The key to travel comfort is to not bring a lot and keep it simple! You need to bring loose, comfortable clothes and walking shoes for your touring trip. Dress in Bhutan tends to be very casual. For women, pants (not tight) and skirts are appropriate. Women want to dress modestly, so try to avoid low-cut tops and sleeveless shirts. Very short or tight clothes are considered inappropriate in public areas in most Asian countries. Therefore we recommend light-weight, loose fitting trousers or skirts. Even at dinner, it is rare to dress up. Should you need laundry service, it will be available at the hotel but itinerary might limit timing for laundry service. They do a very good job when time permits. Hand washing personal items often works, too.
In addition to your “normal” daily clothes, you will need to bring the following items with you:
- warm jacket
- good leather or waterproof fabric boots or shoes with good soles,
- waterproof jacket
- warm hat
- sunhat and sunscreen
Please check out the weather during the time of your visit to plan properly.
Recommended: gloves, thermal underwear (for evenings and in the winter), backpack, head lamp, insect repellent, lip balm, a sufficient supply of any medication you are taking. Camera film is a rarity in Bhutan so bring your own supply which should be in your carry-on luggage. Whether you are on a trekking or touring, clothing should be layered and non-cotton. Remember that adequate wet weather gear is important, because they wash well in cold water and dry quickly.
During a typical day, when you leave your hotel, (if the day starts out cool), you may choose to wear a shell jacket with a fleece or wool sweater underneath along with a shirt or T-shirt, a pair of long pant pants, with hat, sun glasses and rain-gear in your day pack. If we are touring with day hikes, you need a good pair of waterproof walking shoes. As the day warms up, you will adjust layers and tuck clothes into your day pack.
Since toilet facilities are not always available, women may prefer wearing skirts rather pants. It is easier to “squat” in a skirt and you can easily bathe surreptitiously under a skirt, if necessary. We recommend long skirts. They have many advantages: culturally appropriate, cooler than pants.

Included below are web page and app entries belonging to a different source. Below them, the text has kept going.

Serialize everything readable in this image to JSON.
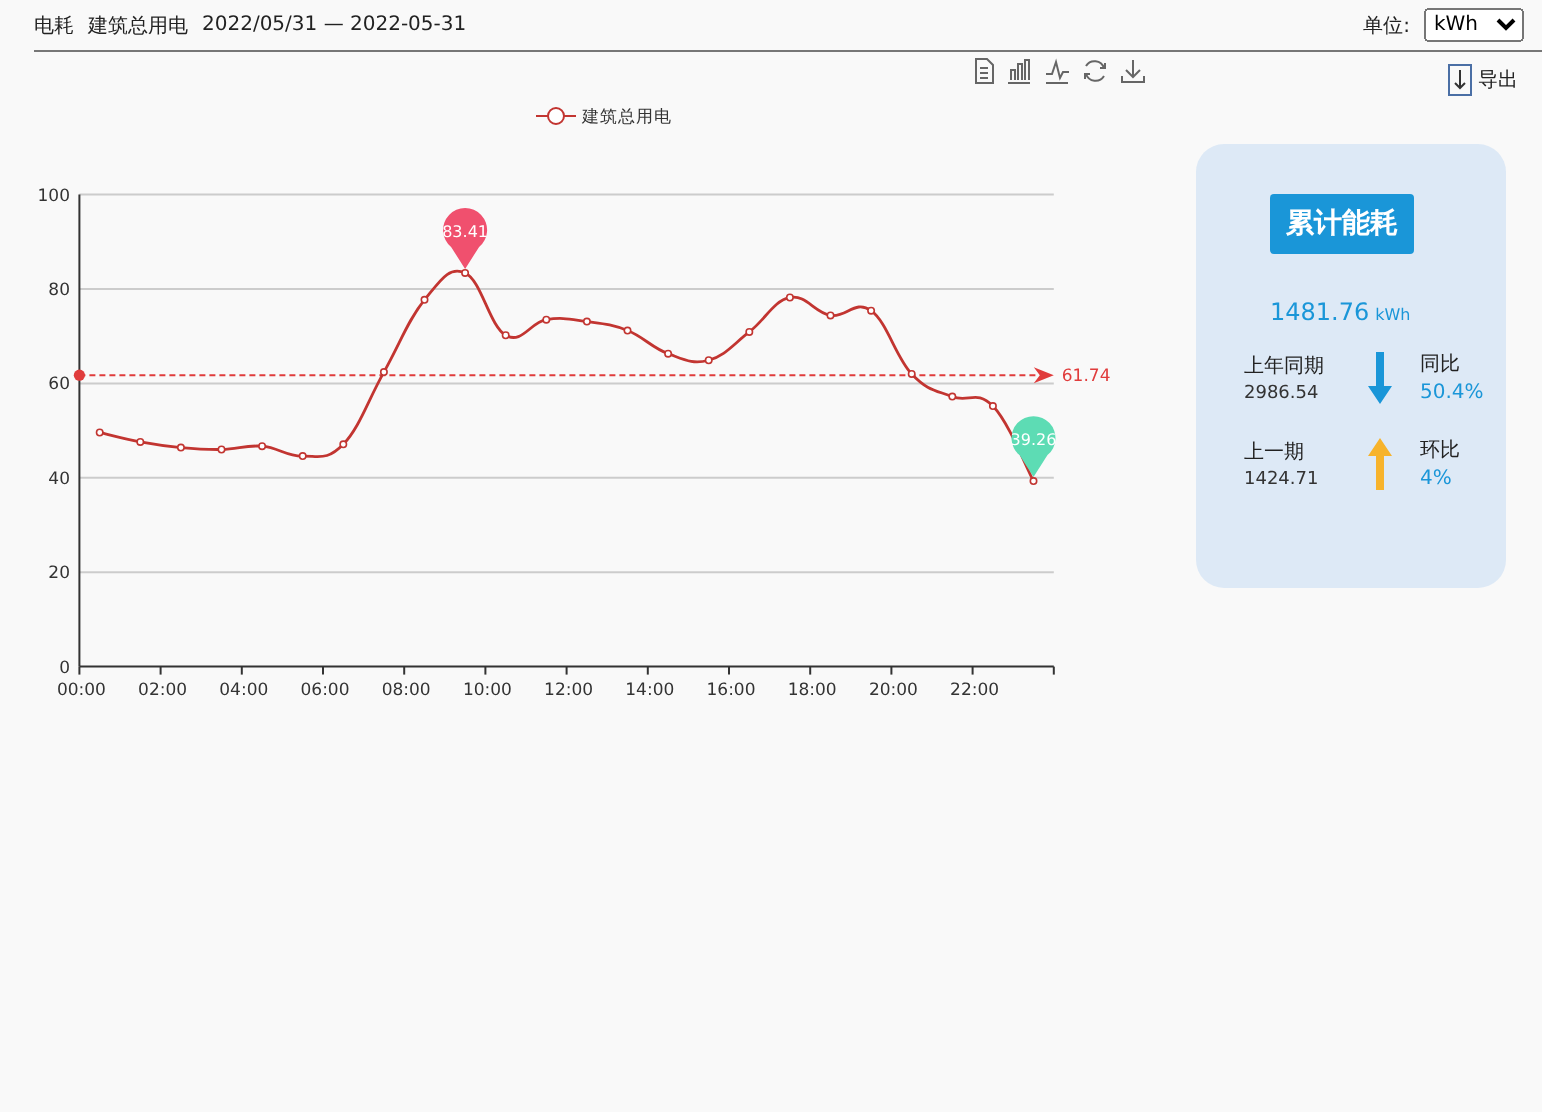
{
  "header": {
    "metric": "电耗",
    "scope": "建筑总用电",
    "date_range": "2022/05/31 — 2022-05-31",
    "unit_label": "单位:",
    "unit_value": "kWh"
  },
  "toolbar": {
    "export_label": "导出"
  },
  "chart": {
    "chart_data": {
      "type": "line",
      "x": [
        0.5,
        1.5,
        2.5,
        3.5,
        4.5,
        5.5,
        6.5,
        7.5,
        8.5,
        9.5,
        10.5,
        11.5,
        12.5,
        13.5,
        14.5,
        15.5,
        16.5,
        17.5,
        18.5,
        19.5,
        20.5,
        21.5,
        22.5,
        23.5
      ],
      "series": [
        {
          "name": "建筑总用电",
          "color": "#c23531",
          "marker": "circle",
          "values": [
            49.6,
            47.6,
            46.4,
            46.0,
            46.7,
            44.6,
            47.1,
            62.4,
            77.7,
            83.4,
            70.2,
            73.5,
            73.1,
            71.2,
            66.3,
            64.9,
            70.9,
            78.2,
            74.4,
            75.4,
            62.0,
            57.2,
            55.2,
            39.3
          ]
        }
      ],
      "grid": true,
      "xlim": [
        0,
        24
      ],
      "ylim": [
        0,
        100
      ],
      "xticks": [
        {
          "value": 0,
          "label": "00:00"
        },
        {
          "value": 2,
          "label": "02:00"
        },
        {
          "value": 4,
          "label": "04:00"
        },
        {
          "value": 6,
          "label": "06:00"
        },
        {
          "value": 8,
          "label": "08:00"
        },
        {
          "value": 10,
          "label": "10:00"
        },
        {
          "value": 12,
          "label": "12:00"
        },
        {
          "value": 14,
          "label": "14:00"
        },
        {
          "value": 16,
          "label": "16:00"
        },
        {
          "value": 18,
          "label": "18:00"
        },
        {
          "value": 20,
          "label": "20:00"
        },
        {
          "value": 22,
          "label": "22:00"
        }
      ],
      "yticks": [
        0,
        20,
        40,
        60,
        80,
        100
      ],
      "annotations": [
        {
          "text": "83.41",
          "x": 9.5,
          "y": 83.4
        },
        {
          "text": "39.26",
          "x": 23.5,
          "y": 39.3
        }
      ],
      "ref_lines": [
        {
          "axis": "y",
          "value": 61.74,
          "label": "61.74"
        }
      ]
    }
  },
  "summary": {
    "title": "累计能耗",
    "total": "1481.76",
    "unit": "kWh",
    "comparisons": [
      {
        "label": "上年同期",
        "value": "2986.54",
        "kind": "decrease",
        "color": "#1a96d8",
        "ratio_label": "同比",
        "ratio": "50.4%"
      },
      {
        "label": "上一期",
        "value": "1424.71",
        "kind": "increase",
        "color": "#f7b32b",
        "ratio_label": "环比",
        "ratio": "4%"
      }
    ]
  }
}
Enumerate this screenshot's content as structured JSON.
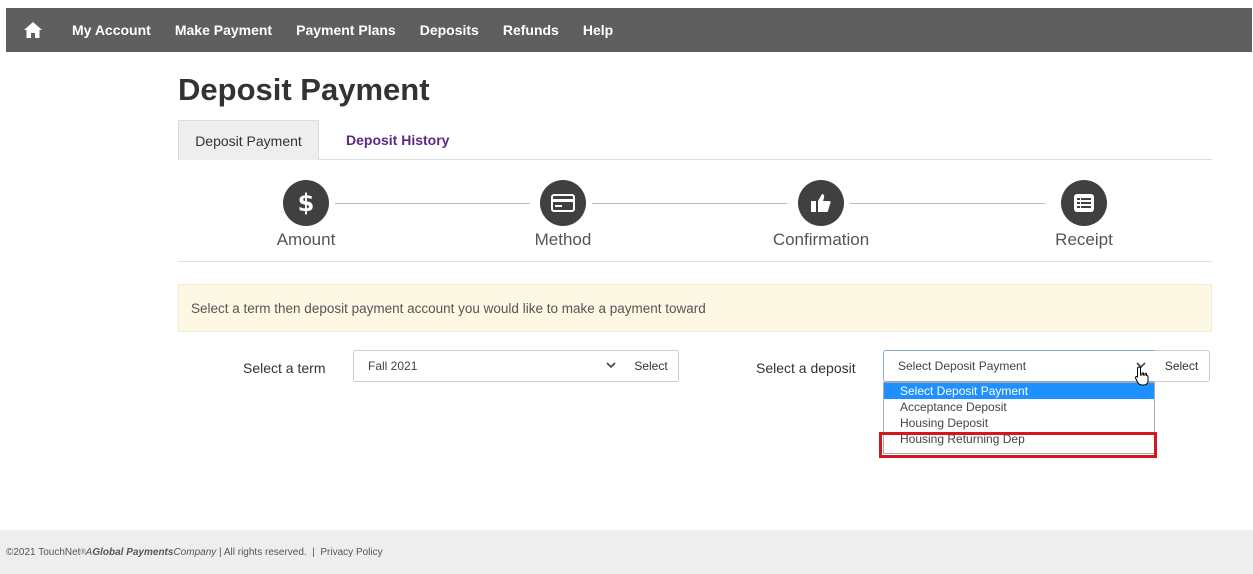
{
  "nav": {
    "items": [
      "My Account",
      "Make Payment",
      "Payment Plans",
      "Deposits",
      "Refunds",
      "Help"
    ]
  },
  "page": {
    "title": "Deposit Payment"
  },
  "tabs": [
    {
      "label": "Deposit Payment"
    },
    {
      "label": "Deposit History"
    }
  ],
  "steps": [
    {
      "label": "Amount",
      "icon": "dollar-icon"
    },
    {
      "label": "Method",
      "icon": "credit-card-icon"
    },
    {
      "label": "Confirmation",
      "icon": "thumbs-up-icon"
    },
    {
      "label": "Receipt",
      "icon": "list-icon"
    }
  ],
  "alert": {
    "text": "Select a term then deposit payment account you would like to make a payment toward"
  },
  "term": {
    "label": "Select a term",
    "value": "Fall 2021",
    "button": "Select"
  },
  "deposit": {
    "label": "Select a deposit",
    "value": "Select Deposit Payment",
    "button": "Select",
    "options": [
      "Select Deposit Payment",
      "Acceptance Deposit",
      "Housing Deposit",
      "Housing Returning Dep"
    ]
  },
  "footer": {
    "prefix": "©2021 TouchNet",
    "reg": "®",
    "a": " A ",
    "brand": "Global Payments",
    "company": " Company",
    "rights": " | All rights reserved.  |  ",
    "privacy": "Privacy Policy"
  },
  "colors": {
    "nav_bg": "#5f5f5f",
    "accent_purple": "#5a2a82",
    "alert_bg": "#fcf8e3",
    "highlight_red": "#d0181f",
    "selected_blue": "#1e90ff"
  }
}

Visiting Sites of Cultural Importance
When you enter the monasteries and temples, do not wear hats, shorts or sleeveless shirts. Shoes are always taken off outside before entering the shrine or temple. Socks are allowed. Floors of these temples sometimes tend to be cold, so we recommend wearing warm socks. Smoking, consumption of alcohol or narcotic in and around temples/monasteries or religious monuments is a taboo and so is shouting, yelling or laughing with loud voices in and around religious area. Do not point with your forefingers to a person, religious figures or statues. Instead a stretched palm is used as a reverence or respect to point to someone. When visiting a temples or monasteries, small donations are welcomed. If you wish to give these donations as an offering, convert into small changes of Nu. 5s and 10s Nu.
Walking and Hiking

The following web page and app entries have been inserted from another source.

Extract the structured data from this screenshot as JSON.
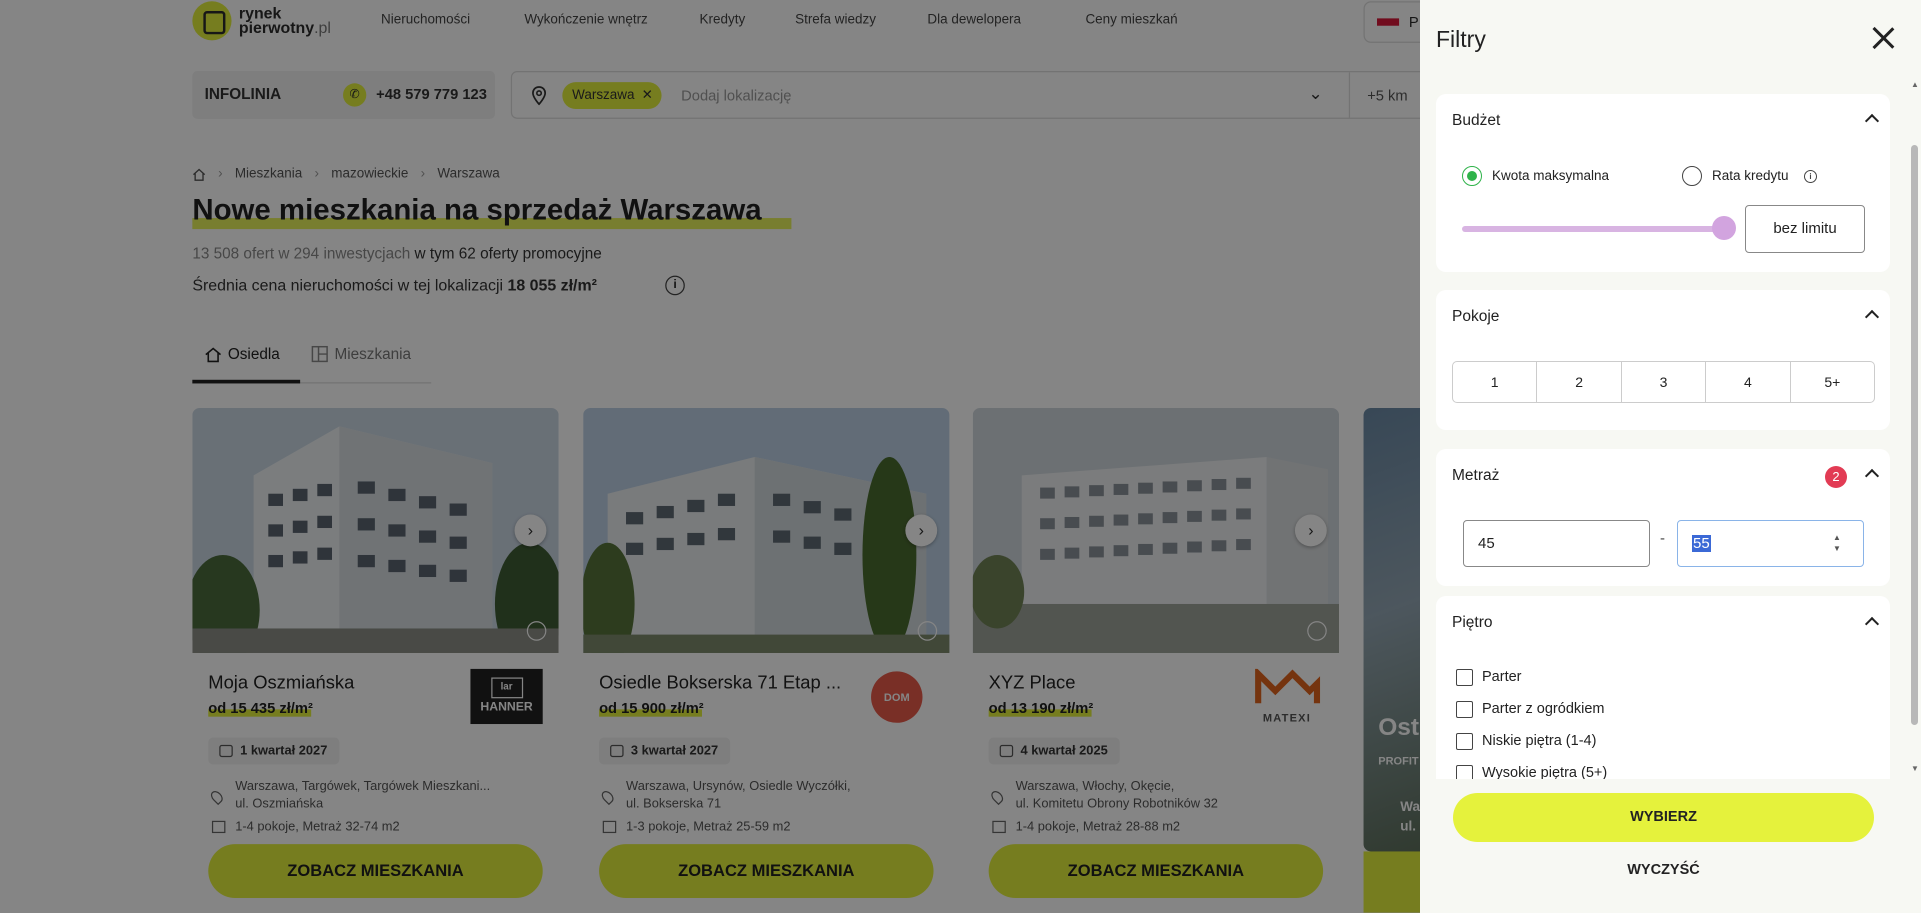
{
  "header": {
    "logo_top": "rynek",
    "logo_bottom": "pierwotny",
    "logo_tld": ".pl",
    "nav": [
      "Nieruchomości",
      "Wykończenie wnętrz",
      "Kredyty",
      "Strefa wiedzy",
      "Dla dewelopera",
      "Ceny mieszkań"
    ],
    "lang": "P"
  },
  "hotline": {
    "label": "INFOLINIA",
    "phone": "+48 579 779 123"
  },
  "search": {
    "chip": "Warszawa",
    "placeholder": "Dodaj lokalizację",
    "radius": "+5 km"
  },
  "breadcrumb": [
    "Mieszkania",
    "mazowieckie",
    "Warszawa"
  ],
  "page": {
    "title": "Nowe mieszkania na sprzedaż Warszawa",
    "offers": "13 508 ofert w 294 inwestycjach",
    "promo": "w tym 62 oferty promocyjne",
    "avg_label": "Średnia cena nieruchomości w tej lokalizacji",
    "avg_value": "18 055 zł/m²",
    "tabs": [
      "Osiedla",
      "Mieszkania"
    ]
  },
  "cards": [
    {
      "name": "Moja Oszmiańska",
      "price": "od 15 435 zł/m²",
      "date": "1 kwartał 2027",
      "addr1": "Warszawa, Targówek, Targówek Mieszkani...",
      "addr2": "ul. Oszmiańska",
      "rooms": "1-4 pokoje, Metraż 32-74 m2",
      "cta": "ZOBACZ MIESZKANIA",
      "dev": "HANNER"
    },
    {
      "name": "Osiedle Bokserska 71 Etap ...",
      "price": "od 15 900 zł/m²",
      "date": "3 kwartał 2027",
      "addr1": "Warszawa, Ursynów, Osiedle Wyczółki,",
      "addr2": "ul. Bokserska 71",
      "rooms": "1-3 pokoje, Metraż 25-59 m2",
      "cta": "ZOBACZ MIESZKANIA",
      "dev": "DOM"
    },
    {
      "name": "XYZ Place",
      "price": "od 13 190 zł/m²",
      "date": "4 kwartał 2025",
      "addr1": "Warszawa, Włochy, Okęcie,",
      "addr2": "ul. Komitetu Obrony Robotników 32",
      "rooms": "1-4 pokoje, Metraż 28-88 m2",
      "cta": "ZOBACZ MIESZKANIA",
      "dev": "MATEXI"
    }
  ],
  "card4": {
    "t1": "Ost",
    "t2": "PROFIT",
    "t3a": "Wa",
    "t3b": "ul."
  },
  "drawer": {
    "title": "Filtry",
    "budget": {
      "title": "Budżet",
      "opt1": "Kwota maksymalna",
      "opt2": "Rata kredytu",
      "value": "bez limitu",
      "selected": "Kwota maksymalna"
    },
    "rooms": {
      "title": "Pokoje",
      "options": [
        "1",
        "2",
        "3",
        "4",
        "5+"
      ]
    },
    "area": {
      "title": "Metraż",
      "badge": "2",
      "min": "45",
      "max": "55"
    },
    "floor": {
      "title": "Piętro",
      "options": [
        "Parter",
        "Parter z ogródkiem",
        "Niskie piętra (1-4)",
        "Wysokie piętra (5+)"
      ]
    },
    "apply": "WYBIERZ",
    "clear": "WYCZYŚĆ"
  },
  "colors": {
    "accent": "#e3f03d",
    "radio": "#2fb34a",
    "badge": "#e23b54",
    "slider": "#d8b4e2"
  }
}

Since some cultural itineraries combine hiking with a cultural focus, being fit will greatly increase your experience. The hikes are designed for all levels but in the Himalayas the elevation is higher and terrain more rugged. We ask that you start or continue a program of regular aerobic exercise prior to your trip. Please note that there are almost no wheel chair access sights in the country. When visiting sights, the vehicles are parked in the parking lot and you walk to get the sight. Sometimes they are steep uphill or down and may involve climbing steep stairs. Although all these walks can be avoided, being fit before you leave home will enable you to enjoy these days to the fullest.

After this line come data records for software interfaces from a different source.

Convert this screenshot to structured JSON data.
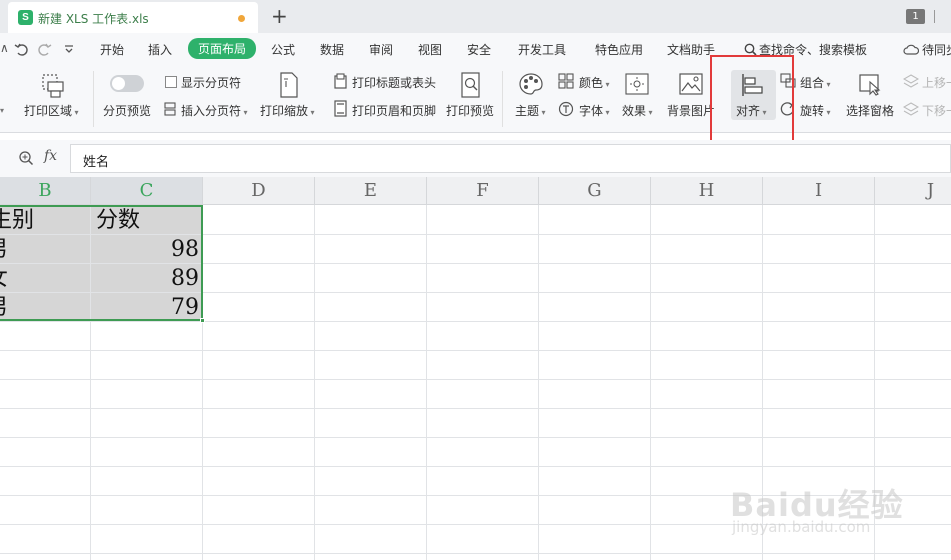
{
  "titlebar": {
    "doc_title": "新建 XLS 工作表.xls",
    "new_tab": "+",
    "window_count": "1",
    "logo_letter": "S"
  },
  "menubar": {
    "items": [
      "开始",
      "插入",
      "页面布局",
      "公式",
      "数据",
      "审阅",
      "视图",
      "安全",
      "开发工具",
      "特色应用",
      "文档助手"
    ],
    "active": "页面布局",
    "search": "查找命令、搜索模板",
    "tail": "待同步"
  },
  "ribbon": {
    "print_area": "打印区域",
    "page_break_preview": "分页预览",
    "show_page_break": "显示分页符",
    "insert_page_break": "插入分页符",
    "print_scale": "打印缩放",
    "print_titles": "打印标题或表头",
    "print_header_footer": "打印页眉和页脚",
    "print_preview": "打印预览",
    "theme": "主题",
    "colors": "颜色",
    "fonts": "字体",
    "effects": "效果",
    "background": "背景图片",
    "align": "对齐",
    "group": "组合",
    "rotate": "旋转",
    "selection_pane": "选择窗格",
    "bring_forward": "上移一层",
    "send_backward": "下移一层",
    "left_cut": "∧"
  },
  "formula": {
    "fx": "fx",
    "value": "姓名"
  },
  "grid": {
    "columns": [
      "B",
      "C",
      "D",
      "E",
      "F",
      "G",
      "H",
      "I",
      "J"
    ],
    "selected_columns": [
      "B",
      "C"
    ],
    "rows": [
      {
        "b": "生别",
        "c": "分数"
      },
      {
        "b": "男",
        "c": "98"
      },
      {
        "b": "女",
        "c": "89"
      },
      {
        "b": "男",
        "c": "79"
      }
    ]
  },
  "watermark": {
    "brand": "Baidu经验",
    "url": "jingyan.baidu.com"
  },
  "colors": {
    "accent": "#2eb16b",
    "highlight": "#e23a3a",
    "selection": "#3e9b53"
  }
}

We ask you to bring on duffel bag large enough to hold your sleeping bag and trekking clothes and gear. Make sure your duffel has a full length zipper and is water-resistant or water proof (Bhutan gets a lot of rain). Please check with your airline for any size restrictions. Most airlines don’t allow bags exceeding 62 inches. You will need a day pack with a capacity of 2000-2500 cubic inches. It should have a good padded waist belt. Consider a small spare duffel that you can lock and leave at hotel for the trek. We will provide you with a detailed packing list to prepare for a trek.